For example, California recently passed a bill (Assembly Bill No. 1871) that requires charter schools to provide needy pupils “one nutritionally adequate free or reduced-price meal during each schoolday.” The bill pointed out that California is home to more charter schools and charter school pupils in the country, but the charter schools were exempt from offering low-income pupils a daily, free or reduced-price, nutritious school meal. The research pointed out that more than 340,000 of the 630,000 charter school pupils are considered low income. Cited in the bill was that meals support health, growth, and learning.
In California, this new mandated legislature may require Charter Schools to implement a school meal program for the first time. Some schools may not have adequate kitchen facilities or a facility at all. In this case, schools may seek alternative resources to support a new or modified school meal program. One option is preparing meals at a school district’s central location and delivering the meals to each school. Another option might include contracting with a vendor to have meals prepared and delivered. Finally, another option that offers more control is to have a modular or containerized kitchen onsite at the school. Whether a temporary or permanent solution, Charter Schools are preparing to become operational quickly.

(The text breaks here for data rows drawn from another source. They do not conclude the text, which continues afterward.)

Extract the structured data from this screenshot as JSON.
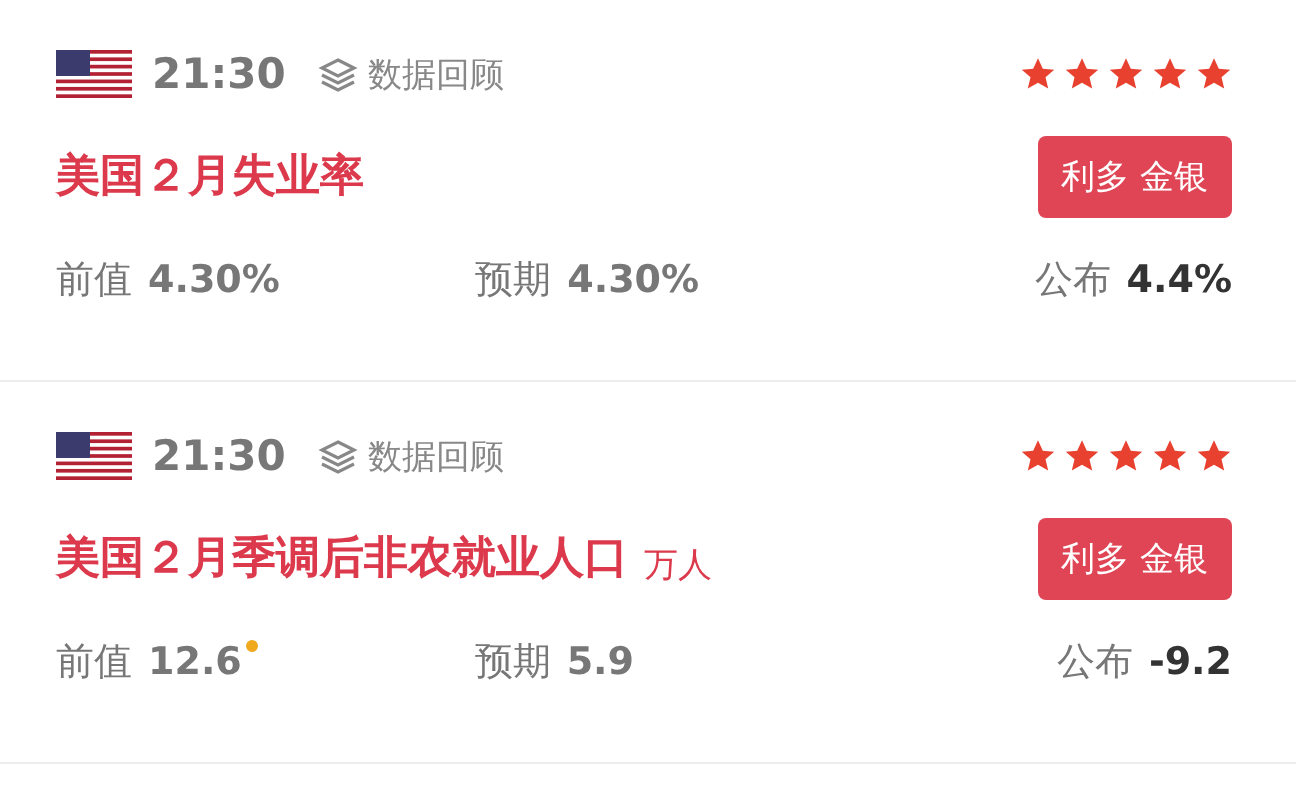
{
  "events": [
    {
      "time": "21:30",
      "review_label": "数据回顾",
      "stars": 5,
      "title": "美国２月失业率",
      "badge": "利多 金银",
      "previous_label": "前值",
      "previous": "4.30%",
      "previous_revised": false,
      "forecast_label": "预期",
      "forecast": "4.30%",
      "actual_label": "公布",
      "actual": "4.4%"
    },
    {
      "time": "21:30",
      "review_label": "数据回顾",
      "stars": 5,
      "title": "美国２月季调后非农就业人口",
      "unit": "万人",
      "badge": "利多 金银",
      "previous_label": "前值",
      "previous": "12.6",
      "previous_revised": true,
      "forecast_label": "预期",
      "forecast": "5.9",
      "actual_label": "公布",
      "actual": "-9.2"
    }
  ]
}
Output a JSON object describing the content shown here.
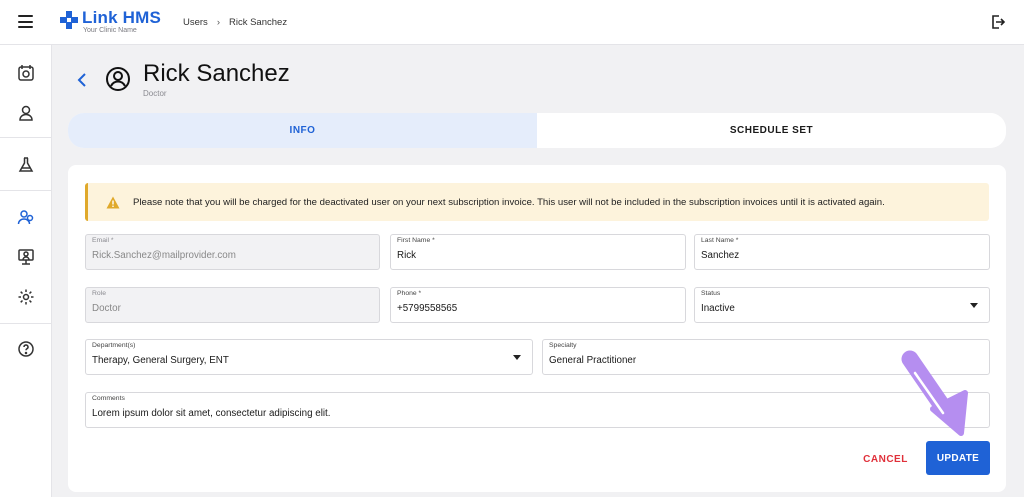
{
  "app": {
    "name": "Link HMS",
    "tagline": "Your Clinic Name"
  },
  "breadcrumb": {
    "parent": "Users",
    "separator": "›",
    "current": "Rick Sanchez"
  },
  "sidebar": {
    "items": [
      {
        "icon": "calendar-icon"
      },
      {
        "icon": "person-icon"
      },
      {
        "icon": "flask-icon"
      },
      {
        "icon": "users-icon",
        "active": true
      },
      {
        "icon": "monitor-user-icon"
      },
      {
        "icon": "gear-icon"
      },
      {
        "icon": "help-icon"
      }
    ]
  },
  "header": {
    "title": "Rick Sanchez",
    "subtitle": "Doctor"
  },
  "tabs": [
    {
      "label": "INFO",
      "active": true
    },
    {
      "label": "SCHEDULE SET",
      "active": false
    }
  ],
  "alert": {
    "text": "Please note that you will be charged for the deactivated user on your next subscription invoice. This user will not be included in the subscription invoices until it is activated again."
  },
  "form": {
    "email": {
      "label": "Email *",
      "value": "Rick.Sanchez@mailprovider.com"
    },
    "first_name": {
      "label": "First Name *",
      "value": "Rick"
    },
    "last_name": {
      "label": "Last Name *",
      "value": "Sanchez"
    },
    "role": {
      "label": "Role",
      "value": "Doctor"
    },
    "phone": {
      "label": "Phone *",
      "value": "+5799558565"
    },
    "status": {
      "label": "Status",
      "value": "Inactive"
    },
    "departments": {
      "label": "Department(s)",
      "value": "Therapy, General Surgery, ENT"
    },
    "specialty": {
      "label": "Specialty",
      "value": "General Practitioner"
    },
    "comments": {
      "label": "Comments",
      "value": "Lorem ipsum dolor sit amet, consectetur adipiscing elit."
    }
  },
  "actions": {
    "cancel_label": "CANCEL",
    "update_label": "UPDATE"
  },
  "colors": {
    "primary": "#1f62d6",
    "danger": "#e0303a",
    "alert_bg": "#fdf3dc",
    "alert_border": "#e0a92b",
    "annotation_arrow": "#b58ef0"
  }
}
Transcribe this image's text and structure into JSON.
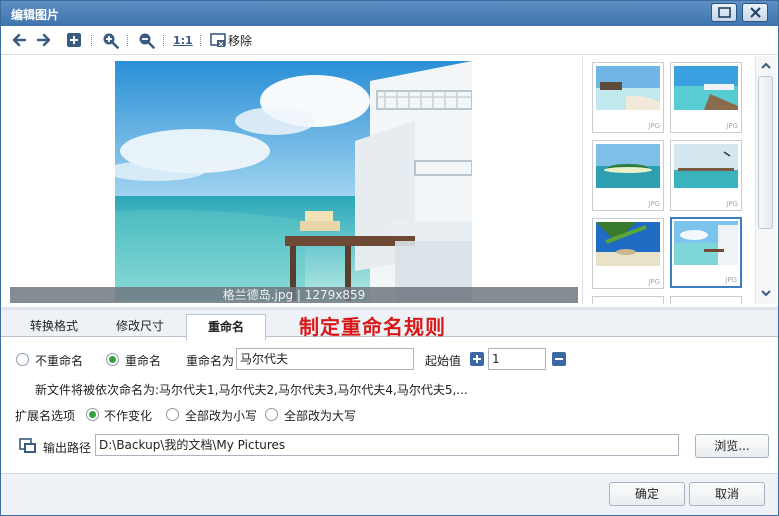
{
  "window": {
    "title": "编辑图片"
  },
  "toolbar": {
    "one_to_one": "1:1",
    "remove_label": "移除"
  },
  "preview": {
    "caption": "格兰德岛.jpg | 1279x859"
  },
  "thumbnails": {
    "ext": "JPG"
  },
  "tabs": [
    {
      "label": "转换格式"
    },
    {
      "label": "修改尺寸"
    },
    {
      "label": "重命名"
    }
  ],
  "annotation": "制定重命名规则",
  "rename": {
    "no_rename_label": "不重命名",
    "rename_label": "重命名",
    "rename_as_label": "重命名为",
    "rename_as_value": "马尔代夫",
    "start_label": "起始值",
    "start_value": "1",
    "preview_text": "新文件将被依次命名为:马尔代夫1,马尔代夫2,马尔代夫3,马尔代夫4,马尔代夫5,..."
  },
  "extension": {
    "label": "扩展名选项",
    "no_change": "不作变化",
    "lower": "全部改为小写",
    "upper": "全部改为大写"
  },
  "output": {
    "label": "输出路径",
    "path": "D:\\Backup\\我的文档\\My Pictures",
    "browse": "浏览..."
  },
  "footer": {
    "ok": "确定",
    "cancel": "取消"
  }
}
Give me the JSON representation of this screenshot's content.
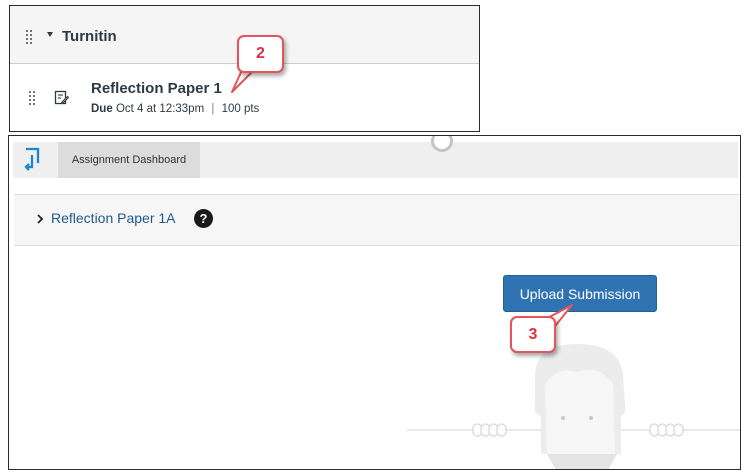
{
  "module": {
    "title": "Turnitin",
    "item": {
      "title": "Reflection Paper 1",
      "due_label": "Due",
      "due_date": "Oct 4 at 12:33pm",
      "separator": "|",
      "points": "100 pts"
    }
  },
  "callouts": [
    {
      "label": "2"
    },
    {
      "label": "3"
    }
  ],
  "turnitin": {
    "tab_label": "Assignment Dashboard",
    "assignment_title": "Reflection Paper 1A",
    "help_glyph": "?",
    "upload_button": "Upload Submission"
  },
  "icons": {
    "drag": "drag-handle-icon",
    "caret": "caret-down-icon",
    "assignment": "assignment-icon",
    "logo": "turnitin-logo-icon",
    "chevron": "chevron-right-icon",
    "help": "help-icon",
    "spinner": "loading-spinner-icon"
  },
  "colors": {
    "callout_border": "#e0565b",
    "callout_text": "#d9333f",
    "button_bg": "#2f73b3",
    "link": "#1f5a8c"
  }
}
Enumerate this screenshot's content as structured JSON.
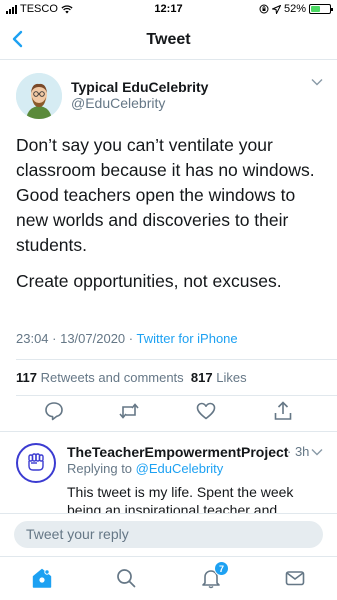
{
  "status_bar": {
    "carrier": "TESCO",
    "time": "12:17",
    "battery": "52%",
    "battery_level": 0.52
  },
  "nav": {
    "title": "Tweet"
  },
  "tweet": {
    "author_name": "Typical EduCelebrity",
    "author_handle": "@EduCelebrity",
    "paragraphs": [
      "Don’t say you can’t ventilate your classroom because it has no windows. Good teachers open the windows to new worlds and discoveries to their students.",
      "Create opportunities, not excuses."
    ],
    "timestamp": "23:04 · 13/07/2020 ·",
    "source": "Twitter for iPhone",
    "retweets_count": "117",
    "retweets_label": "Retweets and comments",
    "likes_count": "817",
    "likes_label": "Likes"
  },
  "reply": {
    "author_name": "TheTeacherEmpowermentProject",
    "time": "· 3h",
    "replying_prefix": "Replying to",
    "replying_mention": "@EduCelebrity",
    "text": "This tweet is my life. Spent the week being an inspirational teacher and"
  },
  "composer": {
    "placeholder": "Tweet your reply"
  },
  "tab_bar": {
    "notifications_badge": "7"
  },
  "colors": {
    "accent": "#1da1f2",
    "text": "#14171a",
    "secondary": "#657786"
  }
}
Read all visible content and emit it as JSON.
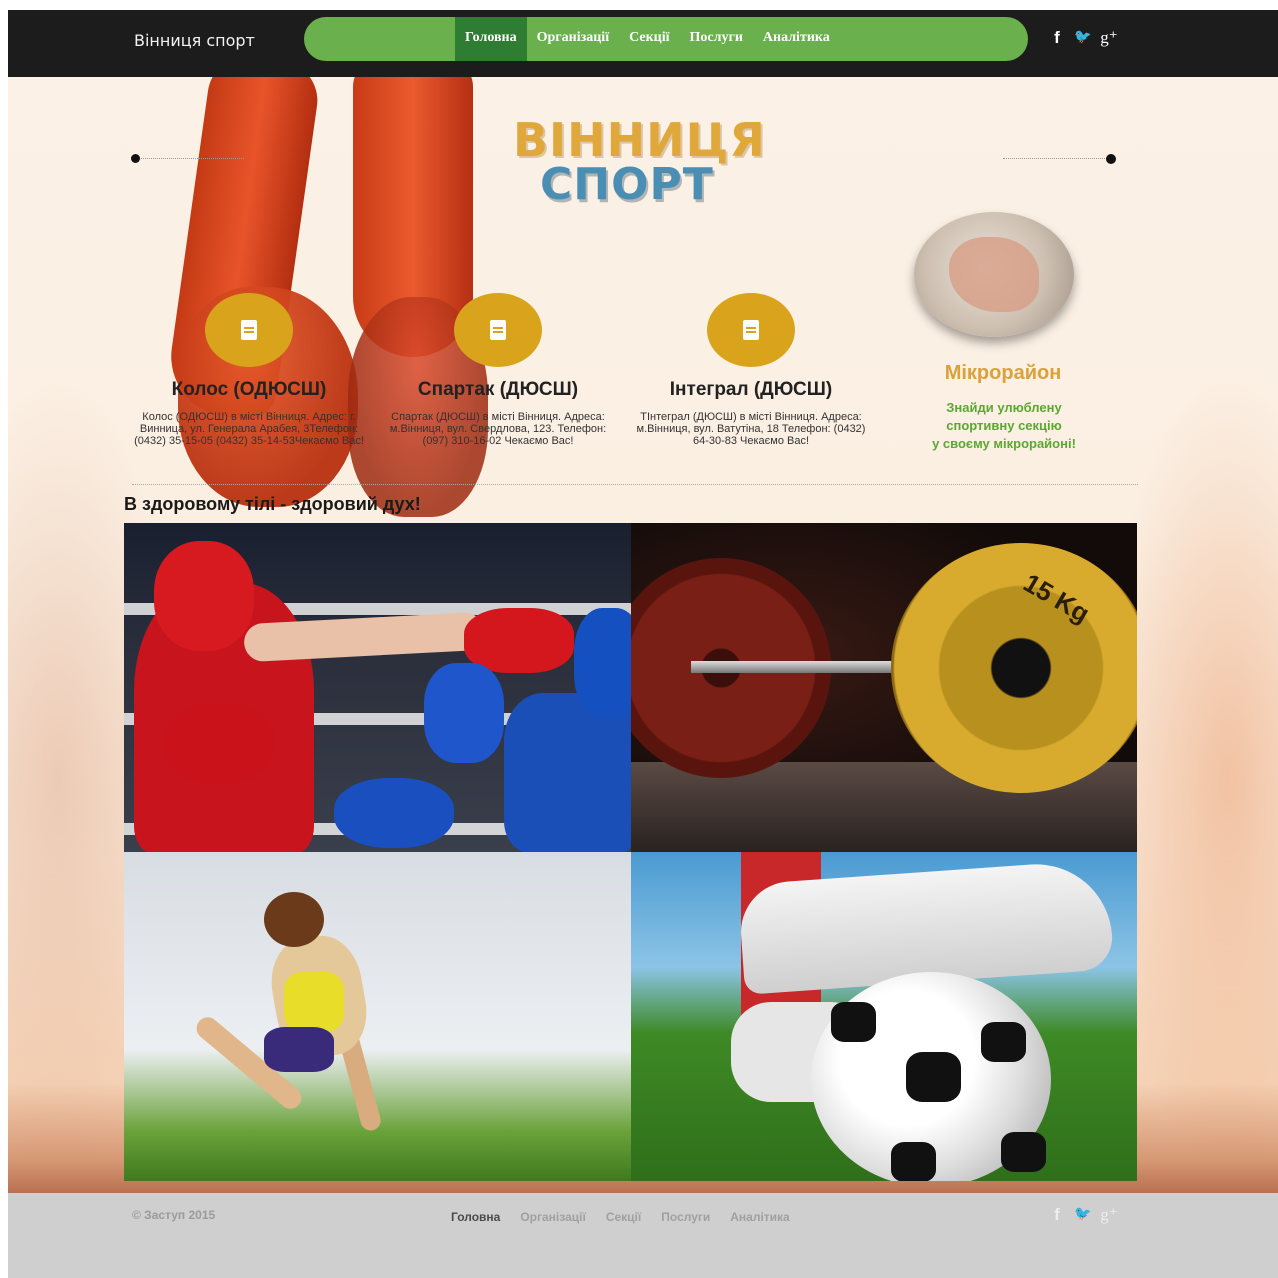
{
  "header": {
    "brand": "Вінниця спорт",
    "nav": [
      "Головна",
      "Організації",
      "Секції",
      "Послуги",
      "Аналітика"
    ],
    "social_icons": [
      "facebook-icon",
      "twitter-icon",
      "google-plus-icon"
    ],
    "social_glyphs": [
      "f",
      "🐦",
      "g⁺"
    ]
  },
  "hero": {
    "logo_line1": "ВІННИЦЯ",
    "logo_line2": "СПОРТ"
  },
  "cards": [
    {
      "title": "Колос (ОДЮСШ)",
      "text": "Колос (ОДЮСШ) в місті Вінниця. Адрес: г. Винница, ул. Генерала Арабея, 3Телефон: (0432) 35-15-05 (0432) 35-14-53Чекаємо Вас!"
    },
    {
      "title": "Спартак (ДЮСШ)",
      "text": "Спартак (ДЮСШ) в місті Вінниця. Адреса: м.Вінниця, вул. Свердлова, 123. Телефон: (097) 310-16-02 Чекаємо Вас!"
    },
    {
      "title": "Інтеграл (ДЮСШ)",
      "text": "ТІнтеграл (ДЮСШ) в місті Вінниця. Адреса: м.Вінниця, вул. Ватутіна, 18 Телефон: (0432) 64-30-83 Чекаємо Вас!"
    }
  ],
  "micro": {
    "title": "Мікрорайон",
    "line1": "Знайди улюблену",
    "line2": "спортивну секцію",
    "line3": "у своєму мікрорайоні!"
  },
  "slogan": "В здоровому тілі - здоровий дух!",
  "photos": [
    "boxing-photo",
    "barbell-photo",
    "running-photo",
    "football-photo"
  ],
  "barbell_plate_text": "15 Kg",
  "footer": {
    "copyright": "© Заступ 2015",
    "nav": [
      "Головна",
      "Організації",
      "Секції",
      "Послуги",
      "Аналітика"
    ]
  },
  "colors": {
    "nav_green": "#6ab04c",
    "nav_active": "#2e7d32",
    "card_circle": "#d9a41c",
    "micro_title": "#d9a23a",
    "micro_text": "#5aa832"
  }
}
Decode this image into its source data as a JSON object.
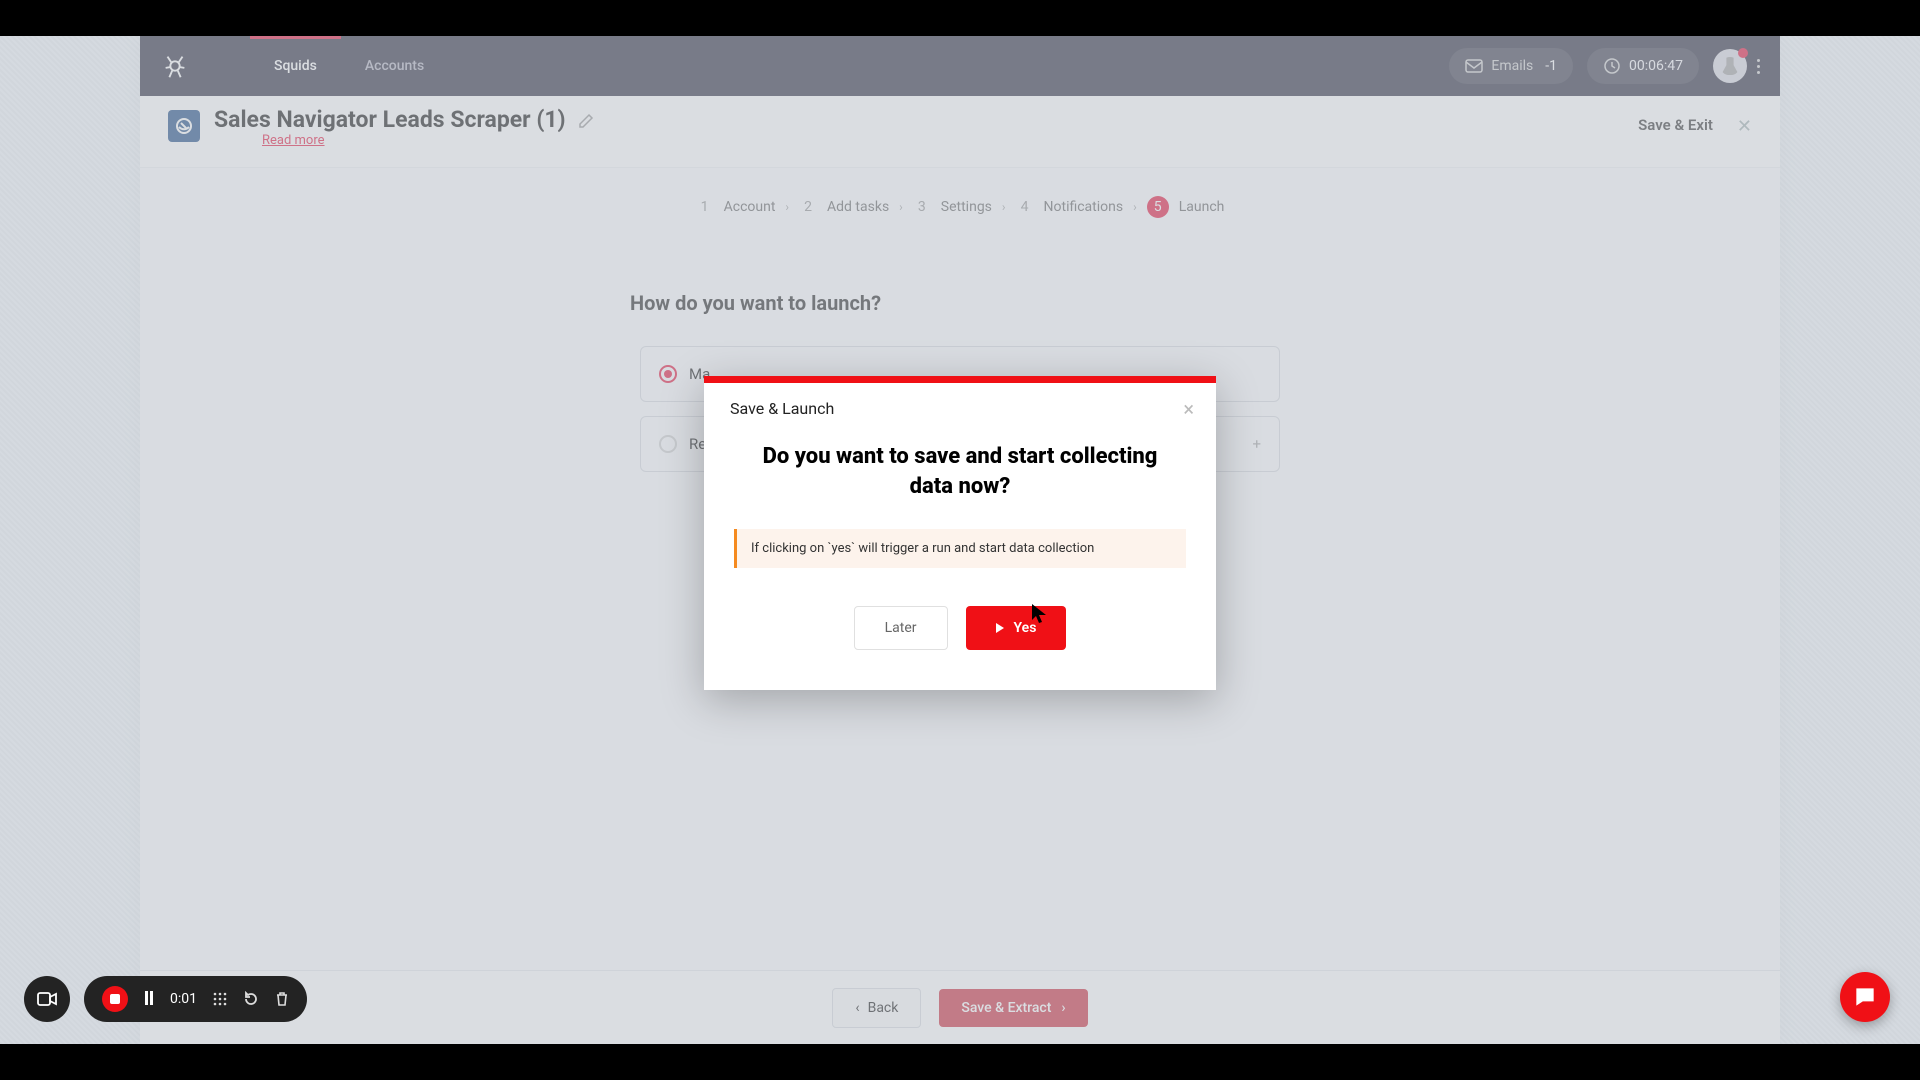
{
  "topnav": {
    "tabs": [
      "Squids",
      "Accounts"
    ],
    "emails_label": "Emails",
    "emails_count": "-1",
    "timer": "00:06:47"
  },
  "header": {
    "title": "Sales Navigator Leads Scraper (1)",
    "readmore": "Read more",
    "save_exit": "Save & Exit"
  },
  "stepper": {
    "steps": [
      {
        "n": "1",
        "label": "Account"
      },
      {
        "n": "2",
        "label": "Add tasks"
      },
      {
        "n": "3",
        "label": "Settings"
      },
      {
        "n": "4",
        "label": "Notifications"
      },
      {
        "n": "5",
        "label": "Launch"
      }
    ]
  },
  "main": {
    "question": "How do you want to launch?",
    "opt1_prefix": "Ma",
    "opt2_prefix": "Re"
  },
  "bottombar": {
    "back": "Back",
    "save_extract": "Save & Extract"
  },
  "modal": {
    "head": "Save & Launch",
    "title": "Do you want to save and start collecting data now?",
    "note": "If clicking on `yes` will trigger a run and start data collection",
    "later": "Later",
    "yes": "Yes"
  },
  "recorder": {
    "time": "0:01"
  }
}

With research finding that “school meals are essential to supporting the academic achievement and fundamental well-being of all pupils,” schools in California and across the country are challenged with providing adequate meals to aid youth to learn, grow, and achieve. School districts are continually evaluating operations and seeking creative solutions to help support the students, operations, service, and quality.